In that last case, she takes a branch from the willow tree and whups her wet kid on the back of the legs all the way down the middle of the street... all the way home.
What's a mother to do, when her kids steal apples from the farmer's orchard? Or flowers from the next door neighbor's garden or items from the five and dime store? She makes the child return the stolen goods, admit the crime in shame and apologize. That one really works well because of the humiliation factor. The lesson in honesty needs no willow whip.
What's a mother to do when her children inherit the same disease she has? At first she denies the possibility until it is so obvious it can no longer be ignored. She irrationally blames herself for passing this disease on to her children. She carries her guilt like a heavy sack of coal on her back, especially because they suffer pain and social stigma because of it. How could she have prevented this from happening? Not having any kids? There was no birth control back in those days. Though the children know she is not to blame, she carries that shame the whole of her life, no matter how much they reassure her.

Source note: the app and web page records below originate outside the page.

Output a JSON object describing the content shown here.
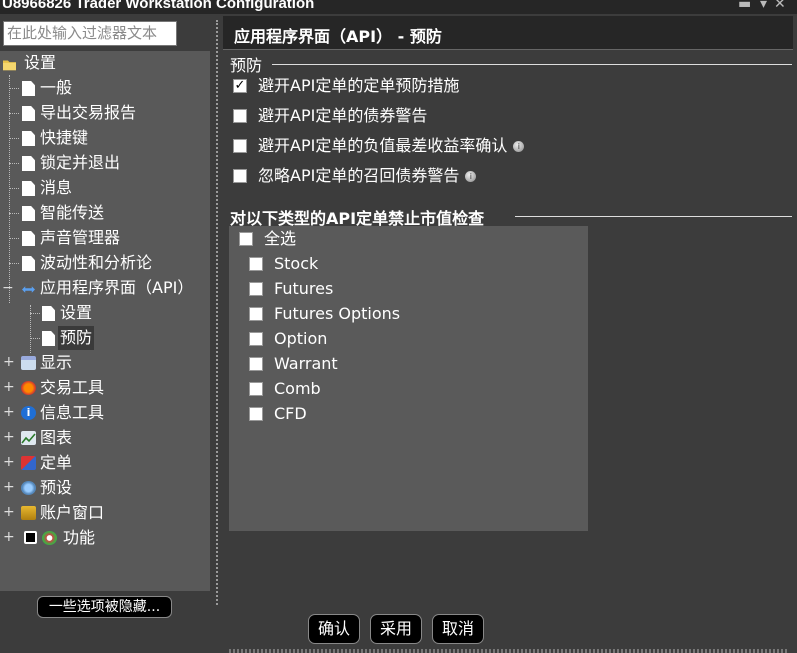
{
  "window": {
    "title": "U8966826 Trader Workstation Configuration"
  },
  "filter": {
    "placeholder": "在此处输入过滤器文本"
  },
  "tree": {
    "root": "设置",
    "items": [
      "一般",
      "导出交易报告",
      "快捷键",
      "锁定并退出",
      "消息",
      "智能传送",
      "声音管理器",
      "波动性和分析论",
      "应用程序界面（API）"
    ],
    "api_children": [
      "设置",
      "预防"
    ],
    "groups": [
      "显示",
      "交易工具",
      "信息工具",
      "图表",
      "定单",
      "预设",
      "账户窗口",
      "功能"
    ]
  },
  "hidden_button": "一些选项被隐藏...",
  "header": {
    "title": "应用程序界面（API） - 预防"
  },
  "precautions": {
    "title": "预防",
    "options": [
      {
        "label": "避开API定单的定单预防措施",
        "checked": true,
        "info": false
      },
      {
        "label": "避开API定单的债券警告",
        "checked": false,
        "info": false
      },
      {
        "label": "避开API定单的负值最差收益率确认",
        "checked": false,
        "info": true
      },
      {
        "label": "忽略API定单的召回债券警告",
        "checked": false,
        "info": true
      }
    ]
  },
  "market_value": {
    "title": "对以下类型的API定单禁止市值检查",
    "select_all": "全选",
    "types": [
      "Stock",
      "Futures",
      "Futures Options",
      "Option",
      "Warrant",
      "Comb",
      "CFD"
    ]
  },
  "buttons": {
    "ok": "确认",
    "apply": "采用",
    "cancel": "取消"
  },
  "colors": {
    "background": "#3c3c3c",
    "tree_background": "#595959",
    "panel": "#5a5a5a",
    "header": "#262626"
  },
  "icons": {
    "check_mark": "✓",
    "info": "i",
    "group_icons": [
      "display-icon",
      "trading-tools-icon",
      "info-tools-icon",
      "charts-icon",
      "orders-icon",
      "presets-icon",
      "account-icon",
      "features-icon"
    ]
  }
}
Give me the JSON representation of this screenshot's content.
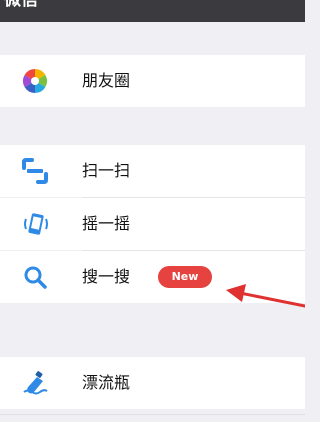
{
  "header": {
    "title": "微信"
  },
  "items": [
    {
      "label": "朋友圈",
      "icon": "moments-icon"
    },
    {
      "label": "扫一扫",
      "icon": "scan-icon"
    },
    {
      "label": "摇一摇",
      "icon": "shake-icon"
    },
    {
      "label": "搜一搜",
      "icon": "search-icon",
      "badge": "New"
    },
    {
      "label": "漂流瓶",
      "icon": "drift-bottle-icon"
    }
  ],
  "colors": {
    "header_bg": "#3a3a3f",
    "page_bg": "#efeff4",
    "badge": "#e64340",
    "arrow": "#e03131",
    "scan": "#2e8ae6",
    "search": "#2e8ae6"
  }
}
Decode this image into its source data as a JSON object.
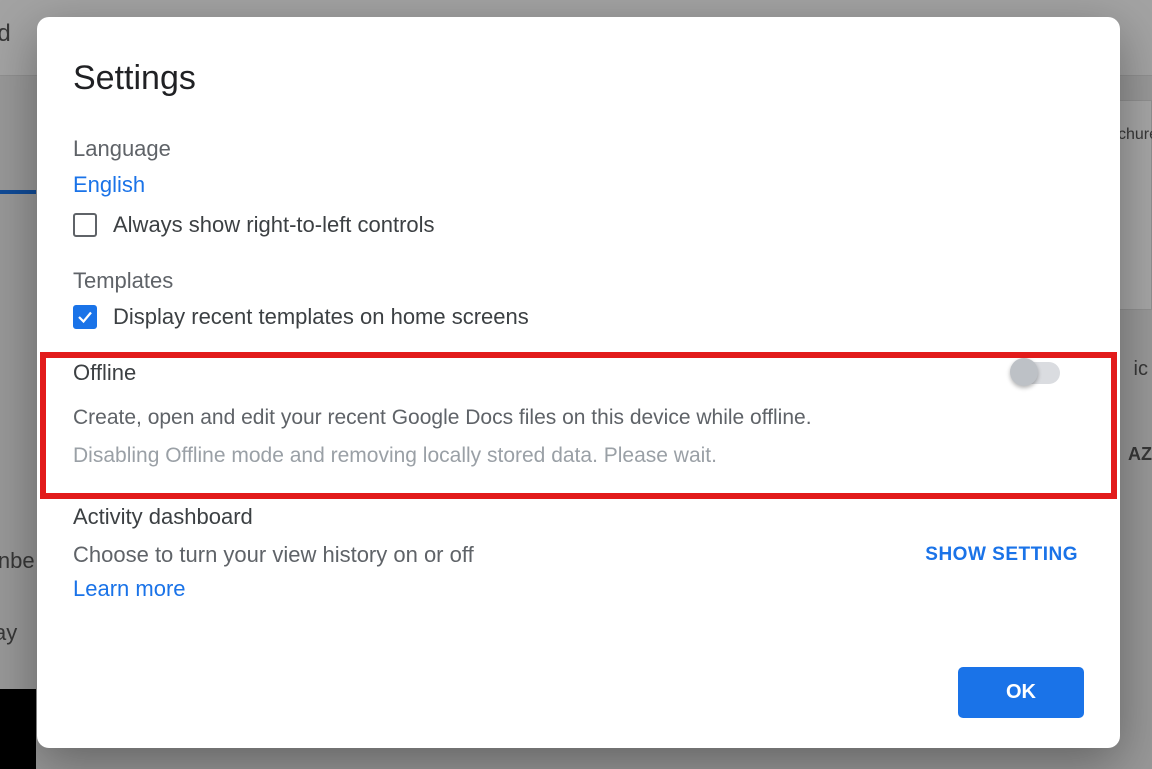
{
  "dialog": {
    "title": "Settings"
  },
  "language": {
    "heading": "Language",
    "current": "English",
    "rtl_label": "Always show right-to-left controls",
    "rtl_checked": false
  },
  "templates": {
    "heading": "Templates",
    "display_label": "Display recent templates on home screens",
    "display_checked": true
  },
  "offline": {
    "heading": "Offline",
    "description": "Create, open and edit your recent Google Docs files on this device while offline.",
    "status": "Disabling Offline mode and removing locally stored data. Please wait.",
    "enabled": false
  },
  "activity": {
    "heading": "Activity dashboard",
    "description": "Choose to turn your view history on or off",
    "learn_more": "Learn more",
    "show_setting": "SHOW SETTING"
  },
  "footer": {
    "ok": "OK"
  },
  "background": {
    "frag_top": "ew d",
    "frag_unbe": "Unbe",
    "frag_ay": "ay",
    "frag_chure": "chure",
    "frag_ic": "ic",
    "frag_az": "AZ"
  }
}
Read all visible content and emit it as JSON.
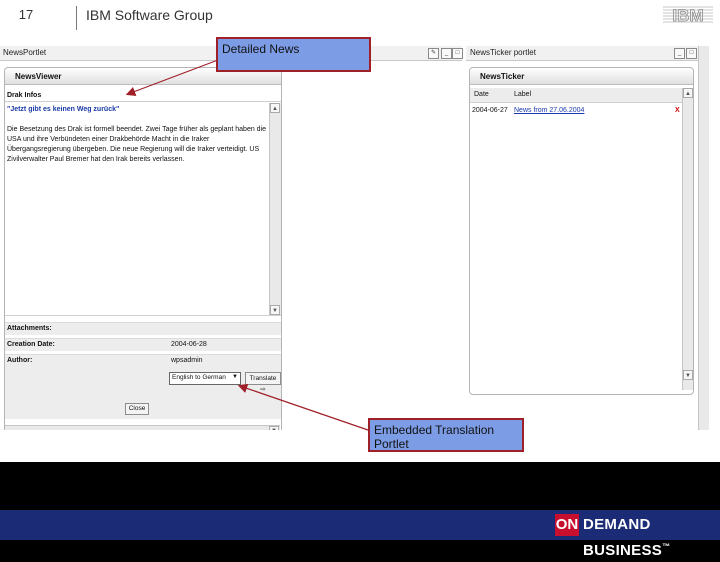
{
  "slide": {
    "number": "17",
    "group_title": "IBM Software Group",
    "logo_text": "IBM"
  },
  "app": {
    "left_window_title": "NewsPortlet",
    "right_window_title": "NewsTicker portlet"
  },
  "news_viewer": {
    "title": "NewsViewer",
    "subject": "Drak Infos",
    "headline": "\"Jetzt gibt es keinen Weg zurück\"",
    "body_lines": [
      "Die Besetzung des Drak ist formell beendet. Zwei Tage früher als geplant haben die",
      "USA und ihre Verbündeten einer Drakbehörde Macht in die Iraker",
      "Übergangsregierung übergeben. Die neue Regierung will die Iraker verteidigt. US",
      "Zivilverwalter Paul Bremer hat den Irak bereits verlassen."
    ],
    "attachments_label": "Attachments:",
    "creation_date_label": "Creation Date:",
    "creation_date_value": "2004-06-28",
    "author_label": "Author:",
    "author_value": "wpsadmin",
    "translation_select": "English to German",
    "translate_button": "Translate",
    "close_button": "Close"
  },
  "news_ticker": {
    "title": "NewsTicker",
    "col_date": "Date",
    "col_label": "Label",
    "rows": [
      {
        "date": "2004-06-27",
        "label": "News from 27.06.2004",
        "delete": "X"
      }
    ]
  },
  "callouts": {
    "detailed_news": "Detailed News",
    "translation_portlet": "Embedded Translation Portlet"
  },
  "footer": {
    "on": "ON",
    "text": "DEMAND BUSINESS",
    "tm": "™"
  },
  "colors": {
    "callout_fill": "#7c9ce6",
    "callout_border": "#a0202a",
    "arrow": "#a0202a",
    "footer_band": "#1b2b75",
    "link": "#1a3aa8"
  }
}
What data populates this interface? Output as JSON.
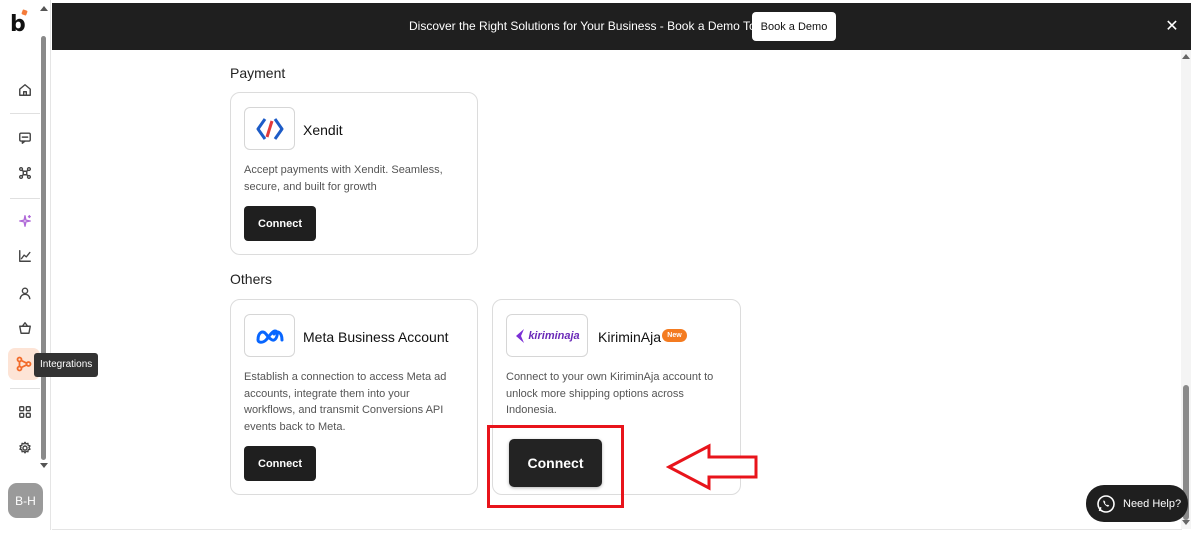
{
  "app": {
    "logo_text": "b"
  },
  "sidebar": {
    "tooltip": "Integrations",
    "avatar": "B-H",
    "items": [
      {
        "name": "home-icon"
      },
      {
        "name": "chat-icon"
      },
      {
        "name": "network-icon"
      },
      {
        "name": "sparkle-icon"
      },
      {
        "name": "chart-icon"
      },
      {
        "name": "user-icon"
      },
      {
        "name": "basket-icon"
      },
      {
        "name": "integrations-icon"
      },
      {
        "name": "apps-grid-icon"
      },
      {
        "name": "gear-icon"
      }
    ]
  },
  "banner": {
    "text": "Discover the Right Solutions for Your Business - Book a Demo Today!",
    "button": "Book a Demo",
    "close": "✕"
  },
  "sections": {
    "payment": {
      "title": "Payment",
      "cards": [
        {
          "name": "Xendit",
          "description_lines": [
            "Accept payments with Xendit. Seamless,",
            "secure, and built for growth"
          ],
          "button": "Connect"
        }
      ]
    },
    "others": {
      "title": "Others",
      "cards": [
        {
          "name": "Meta Business Account",
          "description_lines": [
            "Establish a connection to access Meta ad",
            "accounts, integrate them into your",
            "workflows, and transmit Conversions API",
            "events back to Meta."
          ],
          "button": "Connect"
        },
        {
          "name": "KiriminAja",
          "logo_text": "kiriminaja",
          "badge": "New",
          "description_lines": [
            "Connect to your own KiriminAja account to",
            "unlock more shipping options across",
            "Indonesia."
          ],
          "button": "Connect"
        }
      ]
    }
  },
  "help": {
    "label": "Need Help?"
  },
  "colors": {
    "accent": "#f26b2a",
    "annotation": "#e8141b",
    "dark": "#1f1f1f"
  }
}
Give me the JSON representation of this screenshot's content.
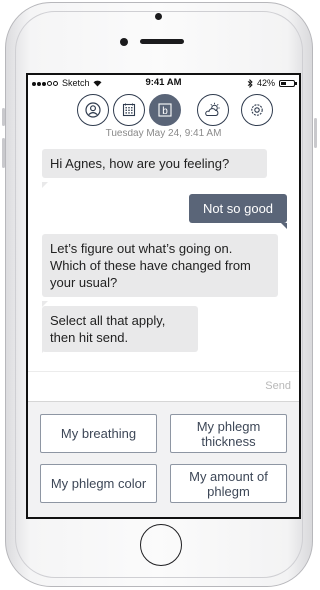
{
  "status_bar": {
    "carrier": "Sketch",
    "time": "9:41 AM",
    "battery_text": "42%",
    "battery_level": 0.42,
    "signal_icon": "signal-dots-icon",
    "wifi_icon": "wifi-icon",
    "bluetooth_icon": "bluetooth-icon"
  },
  "nav": {
    "items": [
      {
        "icon": "user-icon"
      },
      {
        "icon": "calendar-grid-icon"
      },
      {
        "icon": "b-logo-icon",
        "letter": "b",
        "active": true
      },
      {
        "icon": "weather-partly-cloudy-icon"
      },
      {
        "icon": "settings-icon"
      }
    ]
  },
  "chat": {
    "date_header": "Tuesday May 24, 9:41 AM",
    "messages": [
      {
        "from": "bot",
        "text": "Hi Agnes, how are you feeling?"
      },
      {
        "from": "user",
        "text": "Not so good"
      },
      {
        "from": "bot",
        "text": "Let’s figure out what’s going on. Which of these have changed from your usual?"
      },
      {
        "from": "bot",
        "text": "Select all that apply, then hit send."
      }
    ]
  },
  "composer": {
    "send_label": "Send"
  },
  "options": [
    {
      "label": "My breathing"
    },
    {
      "label": "My phlegm thickness"
    },
    {
      "label": "My phlegm color"
    },
    {
      "label": "My amount of phlegm"
    }
  ],
  "colors": {
    "accent": "#5a6578",
    "bubble_incoming": "#e9e9ea",
    "option_border": "#8e96a3"
  }
}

Oh, this is not one of those lovely overdone tributes to Mother's Day. Is it? What Hallmark card would sell such a message?
What can those children do when they grow up, but look back on their childhoods and understand the value through having children of their own and see just how challenging it is to raise a child. They can only look back in wonder and awe when they realize mother had so many children to take care of. How had she managed? How had she kept the house clean, the laundry done? How did she have energy to cook meals and welcome her husband home? How did she do all that and still work part-time labor intensive jobs over the years?
She said, "You will always be my children, no matter how old you are. When, I'm 80 and you're in your fifties, you will still be my children. I shall worry about you, pray for you, hope the best for you and love you forever."